I've been ducking and dodging the unfamiliar economic terms since the first financial bailout was announced, hoping phrases like "credit default swaps" and "short selling" might disappear. Well, they haven't; in fact, those pesky financial terms are showing up everywhere from Vanity Fair to Star Magazine (although Star chose to talk not about lost assets, but lost "cashola").
I can't escape the terms, so I decided to stand up and make an interception. I started my financial self-education this way: typing questions into Google. Surprisingly, this proved fairly successful--I learned that a hedge fund is basically an exclusive mutual fund, and that short-selling is essentially borrowing stocks and selling them in the hopes that you will be able to rebuy them when their price goes down.

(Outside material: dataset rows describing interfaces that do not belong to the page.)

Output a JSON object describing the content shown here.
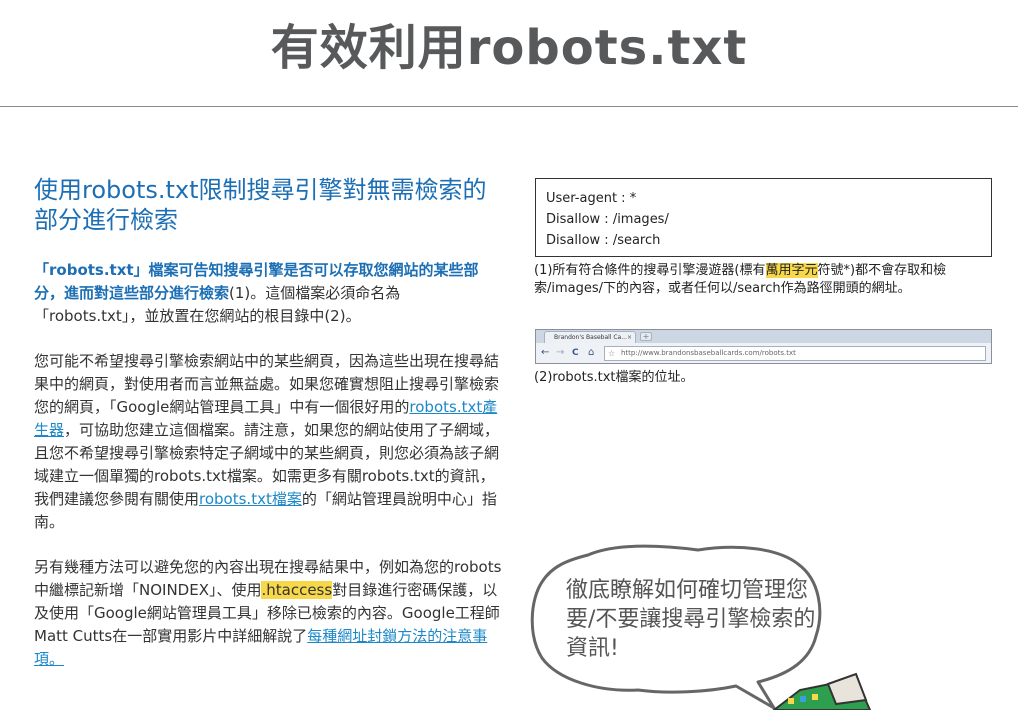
{
  "page": {
    "title": "有效利用robots.txt"
  },
  "section": {
    "heading": "使用robots.txt限制搜尋引擎對無需檢索的部分進行檢索",
    "p1_bold": "「robots.txt」檔案可告知搜尋引擎是否可以存取您網站的某些部分，進而對這些部分進行檢索",
    "p1_rest": "(1)。這個檔案必須命名為「robots.txt」，並放置在您網站的根目錄中(2)。",
    "p2_a": "您可能不希望搜尋引擎檢索網站中的某些網頁，因為這些出現在搜尋結果中的網頁，對使用者而言並無益處。如果您確實想阻止搜尋引擎檢索您的網頁，「Google網站管理員工具」中有一個很好用的",
    "p2_link1": "robots.txt產生器",
    "p2_b": "，可協助您建立這個檔案。請注意，如果您的網站使用了子網域，且您不希望搜尋引擎檢索特定子網域中的某些網頁，則您必須為該子網域建立一個單獨的robots.txt檔案。如需更多有關robots.txt的資訊，我們建議您參閱有關使用",
    "p2_link2": "robots.txt檔案",
    "p2_c": "的「網站管理員說明中心」指南。",
    "p3_a": "另有幾種方法可以避免您的內容出現在搜尋結果中，例如為您的robots中繼標記新增「NOINDEX」、使用",
    "p3_hl": ".htaccess",
    "p3_b": "對目錄進行密碼保護，以及使用「Google網站管理員工具」移除已檢索的內容。Google工程師Matt Cutts在一部實用影片中詳細解說了",
    "p3_link": "每種網址封鎖方法的注意事項。"
  },
  "code_example": {
    "lines": [
      "User-agent : *",
      "Disallow : /images/",
      "Disallow : /search"
    ]
  },
  "caption1": {
    "a": "(1)所有符合條件的搜尋引擎漫遊器(標有",
    "hl": "萬用字元",
    "b": "符號*)都不會存取和檢索/images/下的內容，或者任何以/search作為路徑開頭的網址。"
  },
  "browser": {
    "tab_title": "Brandon's Baseball Ca...",
    "tab_close": "×",
    "new_tab": "+",
    "back": "←",
    "forward": "→",
    "reload": "C",
    "home": "⌂",
    "star": "☆",
    "url": "http://www.brandonsbaseballcards.com/robots.txt"
  },
  "caption2": "(2)robots.txt檔案的位址。",
  "bubble": {
    "text": "徹底瞭解如何確切管理您要/不要讓搜尋引擎檢索的資訊!"
  },
  "colors": {
    "heading_blue": "#1c6fb5",
    "link_blue": "#1c88c8",
    "highlight": "#f6d84a",
    "title_gray": "#58595b"
  }
}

And to commit these terms to memory, I made flash cards on things like price to earnings ratios.
Then I took the next step in my game plan and registered for a free online trading account at www.up-down.com. The site gives players a million dollars to virtually invest and practice trading techniques.
Despite the fact that it’s not real money, I find myself being extremely cautious buying just 20 shares at a time. So far, I’ve only invested 15 thousand dollars - mostly in things like alternative energy hoping to cash in on the promises of President Barack Obama. But the last time I checked my daily digest, I saw a lot of red and I know that’s a bad sign. The only stock that was up was a solar company. I keep trying to think of innovative investment ideas – things other people may overlook – like manufacturers of insulation and double paned windows. But many of those companies are either private, or behemoths that cut across sectors. So I’m sticking with predictable companies, and getting trounced like everyone else.
I also signed up for a free 30-day practice account with Advanced Currency Markets, a foreign exchange dealer, and got a call from one of their representatives ten hours later to "follow up with my interest." I'm guessing they don't have too many people signing up for their services right now. Which scared me enough to tell them to take me off their list.
Months ago, I hardly knew what NASDAQ was; today, I'm a bit stock-market obsessed.
The financial crisis has been disastrous for the majority of Americans, and there's no doubt that it has slimmed down my wallet. My regular babysitting gigs have dried up now that parents are choosing Netflix over the theater.
On the plus side, the meltdown has fattened up my stock-market knowledge. Hopefully, the time I have invested in educating myself and playing online stock trading games will pay off--even if only with virtual money. You don't actually think I'm crazy enough to put one penny into the REAL stock market??